Things get serious for Alfons Schuhbeck in front of the Munich I district court on Thursday (9:00 a.m.). Because then it should be decided whether the star chef has to go to prison for tax evasion in the millions.
"I did a few things wrong," said the 73-year-old, beginning his confession. "I fooled myself, my friends and acquaintances and also my defense lawyers until the very end because I didn't want to admit that my business had failed."
The public prosecutor accuses Schuhbeck of using a computer program to smuggle revenue past the tax office. In total, there are more than 2.3 million euros in taxes that Schuhbeck is said to have evaded between 2009 and 2016 in the "Orlando" and the "Südtiroler Stuben".
After Schuhbeck's two-part confession, the question is no longer whether he will be convicted of tax evasion, but how high his sentence will be. Because according to a judgment of the Federal Court of Justice (BGH) from 2012, a prison sentence without probation threatens from a sum of one million euros in tax evasion.
"However, I would also like to ask the court to believe me that the amount of the canceled invoices in the "Südtiroler Stuben" was not as high as I have been accused of so far," said Schuhbeck in his confession.

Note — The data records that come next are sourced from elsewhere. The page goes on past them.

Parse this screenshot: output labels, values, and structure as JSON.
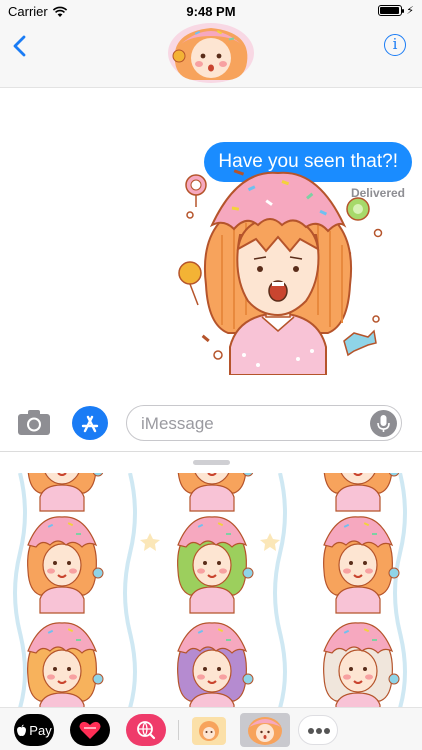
{
  "status_bar": {
    "carrier": "Carrier",
    "time": "9:48 PM",
    "charging_glyph": "⚡"
  },
  "conversation": {
    "message_text": "Have you seen that?!",
    "status_text": "Delivered"
  },
  "input_bar": {
    "placeholder": "iMessage"
  },
  "app_strip": {
    "pay_label": "Pay"
  },
  "icons": {
    "back": "back-chevron-icon",
    "info": "info-icon",
    "camera": "camera-icon",
    "apps": "app-store-icon",
    "mic": "microphone-icon",
    "apple": "apple-logo-icon",
    "heart": "heart-icon",
    "search": "globe-search-icon",
    "more": "ellipsis-icon"
  },
  "colors": {
    "accent_blue": "#1a7cf5",
    "bubble_blue": "#1a8cff",
    "hair_orange": "#f7a35c",
    "frosting_pink": "#f6a8bf",
    "search_pink": "#ef3b6a"
  }
}
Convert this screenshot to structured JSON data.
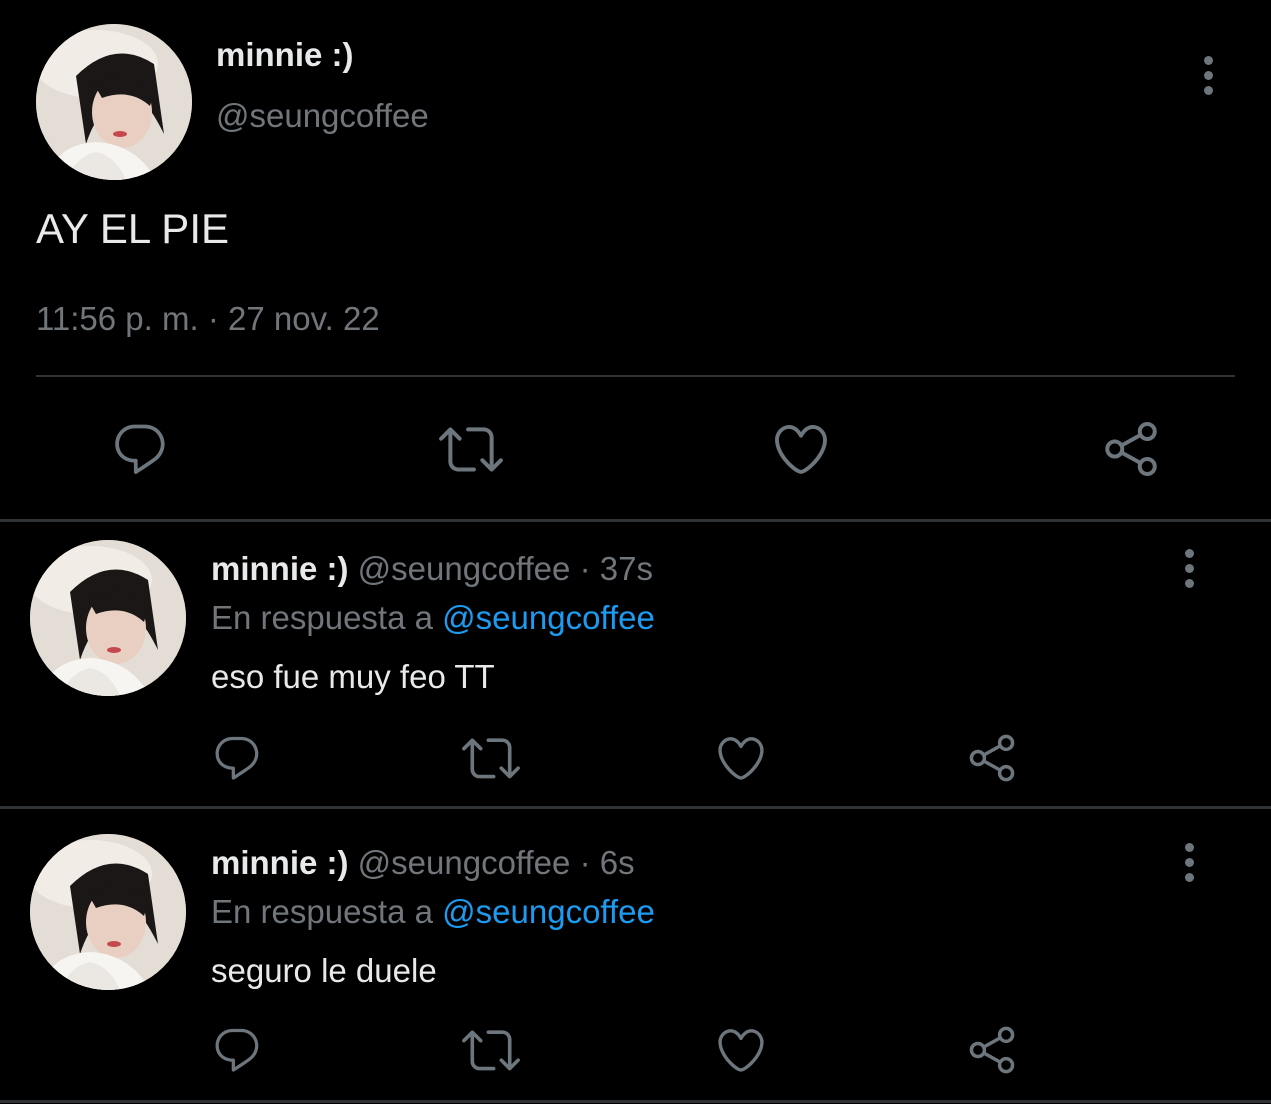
{
  "main_tweet": {
    "display_name": "minnie :)",
    "handle": "@seungcoffee",
    "text": "AY EL PIE",
    "time": "11:56 p. m.",
    "separator": "·",
    "date": "27 nov. 22"
  },
  "replies": [
    {
      "display_name": "minnie :)",
      "handle": "@seungcoffee",
      "separator": "·",
      "age": "37s",
      "reply_prefix": "En respuesta a",
      "reply_to": "@seungcoffee",
      "text": "eso fue muy feo TT"
    },
    {
      "display_name": "minnie :)",
      "handle": "@seungcoffee",
      "separator": "·",
      "age": "6s",
      "reply_prefix": "En respuesta a",
      "reply_to": "@seungcoffee",
      "text": "seguro le duele"
    }
  ],
  "icons": {
    "reply": "reply-icon",
    "retweet": "retweet-icon",
    "like": "heart-icon",
    "share": "share-icon",
    "more": "more-vertical-icon"
  },
  "colors": {
    "background": "#000000",
    "primary_text": "#e7e9ea",
    "secondary_text": "#71767b",
    "link": "#1d9bf0",
    "divider": "#2f3336"
  }
}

The authorities assume that more than 1,000 invoice numbers have disappeared. However, Schuhbeck had also reported technical difficulties in entering the invoices.
He asked the court "urgently to critically review the amount of the canceled invoices again," said Schuhbeck. But: "Unfortunately, it is no longer possible for me to submit further documents for this."
Regardless of a verdict, the process has already had professional consequences for the TV chef, who had already filed for bankruptcy for his company last year: Bayerischer Rundfunk (BR) has temporarily removed Schuhbeck's cooking programs from the TV program because of the course of the negotiations the broadcaster announced the day after Schuhbeck's first confession. No further productions are currently planned.
On the second day of the trial, Schuhbeck had said: "If I could undo it, I would do it immediately". He added: "I stand before the ruins of my life's work."